* [TASK INSTRUCTIONS]
Check every line of the entries below for "level", and copy the lines that have it.
[THE RECORDS Boundary: Start]
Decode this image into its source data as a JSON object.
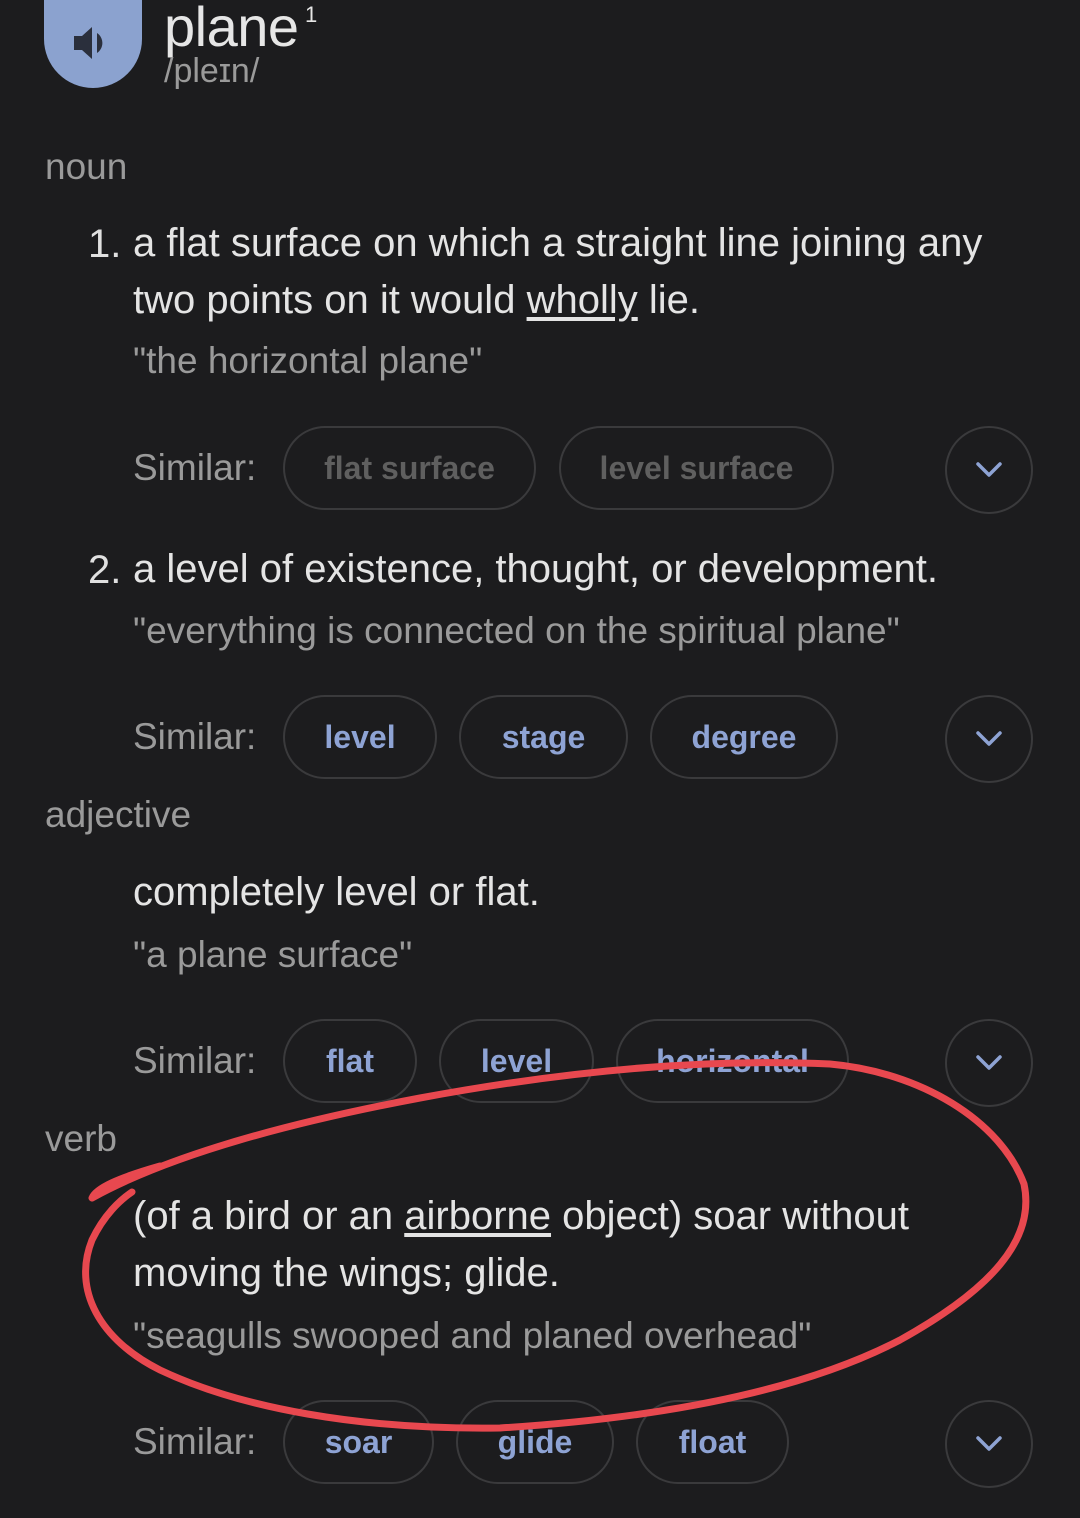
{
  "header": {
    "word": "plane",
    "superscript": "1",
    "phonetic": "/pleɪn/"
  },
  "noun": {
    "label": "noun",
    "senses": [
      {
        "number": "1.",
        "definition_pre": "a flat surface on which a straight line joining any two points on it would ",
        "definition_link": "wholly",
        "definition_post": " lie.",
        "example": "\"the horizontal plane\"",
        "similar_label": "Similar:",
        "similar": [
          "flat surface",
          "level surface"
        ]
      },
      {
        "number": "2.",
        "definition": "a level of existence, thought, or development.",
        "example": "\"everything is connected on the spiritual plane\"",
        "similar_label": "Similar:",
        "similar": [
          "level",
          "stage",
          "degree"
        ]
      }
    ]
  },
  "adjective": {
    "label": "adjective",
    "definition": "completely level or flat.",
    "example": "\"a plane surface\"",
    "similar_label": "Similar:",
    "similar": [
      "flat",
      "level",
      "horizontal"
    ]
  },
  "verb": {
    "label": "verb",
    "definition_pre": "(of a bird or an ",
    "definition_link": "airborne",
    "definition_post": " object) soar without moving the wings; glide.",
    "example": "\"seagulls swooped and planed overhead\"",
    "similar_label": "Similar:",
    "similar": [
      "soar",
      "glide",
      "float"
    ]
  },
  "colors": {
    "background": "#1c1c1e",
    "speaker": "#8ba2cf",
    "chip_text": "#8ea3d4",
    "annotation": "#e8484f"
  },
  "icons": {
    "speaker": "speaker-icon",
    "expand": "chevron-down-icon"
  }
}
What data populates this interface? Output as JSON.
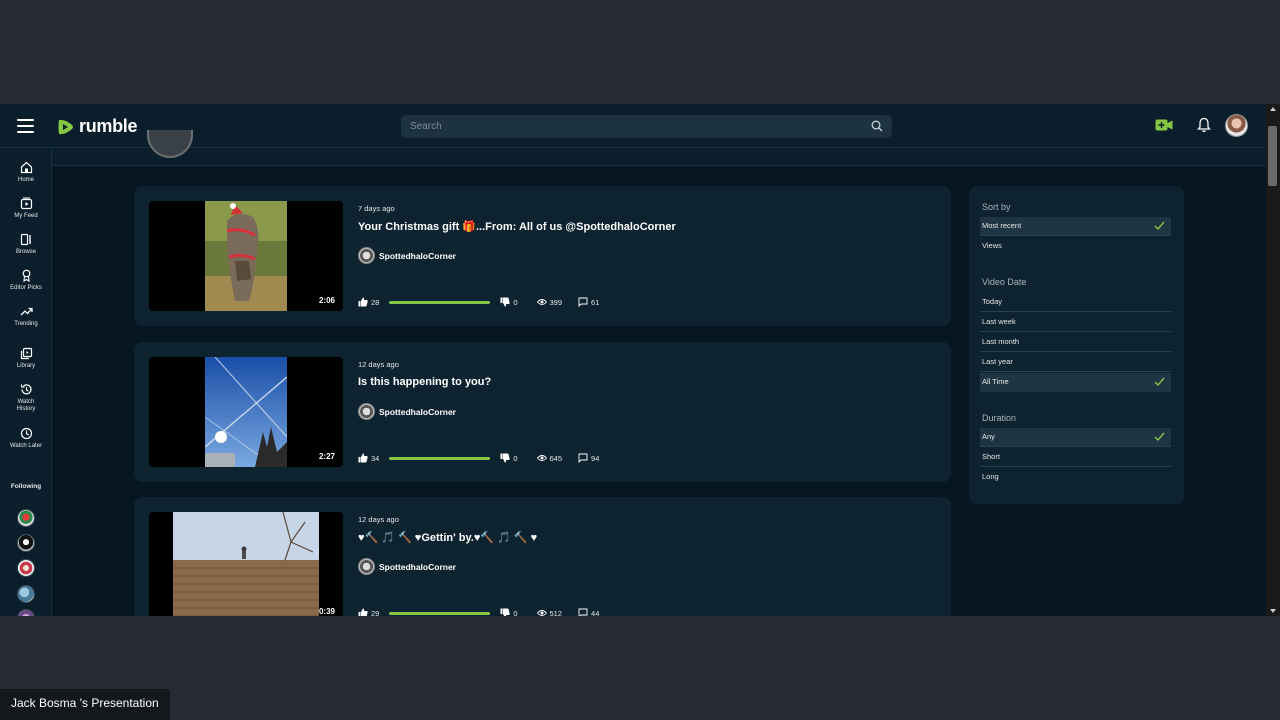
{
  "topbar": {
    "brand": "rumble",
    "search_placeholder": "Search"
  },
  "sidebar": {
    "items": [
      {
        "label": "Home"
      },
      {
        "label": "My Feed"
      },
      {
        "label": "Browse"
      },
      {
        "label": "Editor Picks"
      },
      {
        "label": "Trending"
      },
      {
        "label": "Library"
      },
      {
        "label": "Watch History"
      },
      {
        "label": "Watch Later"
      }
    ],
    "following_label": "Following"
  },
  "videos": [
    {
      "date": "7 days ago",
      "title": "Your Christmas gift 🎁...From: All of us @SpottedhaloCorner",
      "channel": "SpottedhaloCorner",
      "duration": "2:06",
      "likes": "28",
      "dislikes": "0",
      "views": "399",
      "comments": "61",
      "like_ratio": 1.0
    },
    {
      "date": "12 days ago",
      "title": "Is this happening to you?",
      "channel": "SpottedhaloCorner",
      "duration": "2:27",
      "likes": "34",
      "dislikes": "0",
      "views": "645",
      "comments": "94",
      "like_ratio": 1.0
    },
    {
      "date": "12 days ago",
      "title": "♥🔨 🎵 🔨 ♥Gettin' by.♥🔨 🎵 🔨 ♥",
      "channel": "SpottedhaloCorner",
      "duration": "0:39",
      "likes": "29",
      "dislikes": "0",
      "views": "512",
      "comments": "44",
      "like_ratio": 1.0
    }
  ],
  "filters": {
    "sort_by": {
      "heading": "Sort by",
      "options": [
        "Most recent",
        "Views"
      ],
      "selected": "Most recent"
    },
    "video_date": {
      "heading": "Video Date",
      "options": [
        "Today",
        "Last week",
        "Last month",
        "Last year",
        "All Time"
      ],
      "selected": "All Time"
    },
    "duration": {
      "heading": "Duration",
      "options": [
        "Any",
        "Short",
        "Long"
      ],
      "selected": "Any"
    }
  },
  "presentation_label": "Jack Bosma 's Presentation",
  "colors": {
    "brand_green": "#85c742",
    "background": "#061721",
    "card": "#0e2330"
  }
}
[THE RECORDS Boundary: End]
* [PROBLEM SOLUTION]
          "level surface"
        "definition": "a level of existence, thought, or development.",
          "level",
    "definition": "completely level or flat.",
      "level",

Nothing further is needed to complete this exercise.